State of River: April snowfall a ‘game-changer’
Ryan Summerlin May 29, 2013
GRANBY — Grand County water managers and leaders gave a tentative sigh of relief following this season’s late spring snowfall.
A panel of water experts spoke at the public State of the River Meeting on Wednesday at the SilverCreek Convention Center to discuss the quality and quantity of the Colorado River Basin and its relationship to Grand County. Among the discussion topics were Wolford Mountain Reservoir, background on the Windy Gap Firming Project and wildfire planning. But benefits to Colorado’s water supply following April’s precipitation events dominated much of the discussion.
“We’ve had a recent change of fortune,” said Don Meyer of the Colorado River District.
According to Meyer, the Middle Park received about 150 percent of its average snowfall in the month of April, which he called a “game-changer.”
“If we did have another 2012 this year, we would’ve been in dire straits,” Meyer said.
Current data from the Natural Resources Conservation Service’s SNOTEL sites places the Upper Colorado River Headwater Basin’s snow water equivalent at 106 percent of its median levels.

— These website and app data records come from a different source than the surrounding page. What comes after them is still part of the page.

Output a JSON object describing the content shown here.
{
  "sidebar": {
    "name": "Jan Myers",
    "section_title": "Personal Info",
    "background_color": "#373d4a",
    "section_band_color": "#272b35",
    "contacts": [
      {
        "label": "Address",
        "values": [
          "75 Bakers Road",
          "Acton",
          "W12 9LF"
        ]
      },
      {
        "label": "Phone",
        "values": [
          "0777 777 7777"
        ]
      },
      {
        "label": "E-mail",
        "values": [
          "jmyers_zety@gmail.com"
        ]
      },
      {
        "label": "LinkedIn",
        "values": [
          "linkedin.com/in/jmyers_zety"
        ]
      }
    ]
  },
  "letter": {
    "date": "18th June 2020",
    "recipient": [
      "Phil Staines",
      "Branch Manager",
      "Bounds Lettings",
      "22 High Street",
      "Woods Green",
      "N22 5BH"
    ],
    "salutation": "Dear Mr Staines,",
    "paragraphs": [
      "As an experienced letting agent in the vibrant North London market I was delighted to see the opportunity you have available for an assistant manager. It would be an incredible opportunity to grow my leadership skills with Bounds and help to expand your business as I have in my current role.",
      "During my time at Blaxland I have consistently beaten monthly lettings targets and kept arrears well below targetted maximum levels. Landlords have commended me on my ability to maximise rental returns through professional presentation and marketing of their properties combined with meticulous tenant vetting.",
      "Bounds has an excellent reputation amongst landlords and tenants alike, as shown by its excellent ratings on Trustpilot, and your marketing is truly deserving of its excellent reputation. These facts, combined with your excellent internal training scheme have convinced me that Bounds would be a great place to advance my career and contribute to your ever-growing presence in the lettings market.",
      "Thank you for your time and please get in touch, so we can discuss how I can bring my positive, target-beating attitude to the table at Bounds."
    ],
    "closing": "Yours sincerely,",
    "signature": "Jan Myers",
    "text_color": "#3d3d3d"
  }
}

Total precipitation is at 93 percent of average for the area.
The recent influx of precipitation comes as a relief, especially after shortages in the 2012 season. According to Meyer, last year’s water demands on Wolford Mountain Reservoir, located north of Kremmling, dropped its levels by 38 feet. But Meyer now feels optimistic.
“We hope to fill the reservoir this year,” he said. “We had a ton of demands because of the drought, but this year is looking a lot better.”
Granby Reservoir is projected to be at 90 percent of average, according to Andrew Gilmore of the Bureau of Reclamation.
“It’s not great, it’s something like we had in 2011, but way better than last year,” Gilmore said.
Releases from Granby Reservoir to the Front Range will be at normal levels, Gilmore said. The water is transported via the Colorado-Big Thompson project.
Water officials are still weighing options for a stop-pumping process on Grand Lake for restoring water clarity from July to September each year. According to Grand County’s Lurline Underbrink Curran, an agreement has yet to be signed.
“Stop pumping is a difficult thing to do year in and year out,” Curran said, pointing to cost.
For the time being, Northern Water remains concerned about water quality in Grand County’s reservoirs in light of recent fires on the Front Range. Pine-beetle kill and wildfires create issues with sediment runoff in the Colorado River and its tributaries. This runoff requires ramped-up pretreatment efforts. Extreme events can render rivers and reservoirs completely untreatable. Last year’s High Park fire, for example, caused debris flows that made the Poudre River too turbid for use. Fort Collins and Greeley became entirely dependent on water from the Colorado-Big Thompson Project.
According to Wilkinson, last year’s fires created a sense of emergency among forest and water managers. Colorado State Forest Service, U.S. Forest Service, the Bureau of Reclamation and Northern Water are now working jointly under a C-BT Headwaters Partnership. The partnership will address forest health issues, develop strategies for combating fires, and preplanning for disasters in the Colorado-Big Thompson watershed area. The Partnership’s primary goal is to first develop a five-year operating plan to fund their efforts.
“We at Northern (Water) don’t think it’s a question of if, it’s a question of when,” Wilkinson said.
Windy Gap Firming Project
The Windy Gap Firming Project continues to move forward. The Bureau of Reclamation is deliberating modifications to the current Windy Gap carriage contract. The carriage contract specifies the procedures and fees for water moving through the Colorado Big Thompson Project. The Bureau of Reclamation’s next step will be to issue a Record of Decision, then Northern Water and its participants will begin hashing out design plans for the project.
According to Northern Water’s Eric Wilkinson, the design process will take at least two years. Actual construction will take around three years.
“So the earliest we would see the Windy Gap Firming Project placed into operation is 2018 or 2019,” Wilkinson said.
Wolford Mountain Reservoir continues to struggle with northern pike, an invasive species that threatens trout and kokanee. The Colorado River District will continue to offer a $20 bounty for any northern pike caught in the reservoir.
Downstream from here
While the recent influx of precipitation will provide relief to Grand County and the Front Range, especially after snowfall shortages last year, areas downstream remain in drought. SNOTEL data for the entire Colorado River Basin above Utah’s Lake Powell indicates that the year’s precipitation remains low, at 81 percent of average. Lower Colorado users below Lake Mead project mandatory shortages as early as 2015, said Eric Kuhn, general manager for the Colorado River District.
Reporter Leia Larsen can be reached at 970-887-3334 ext. 19603.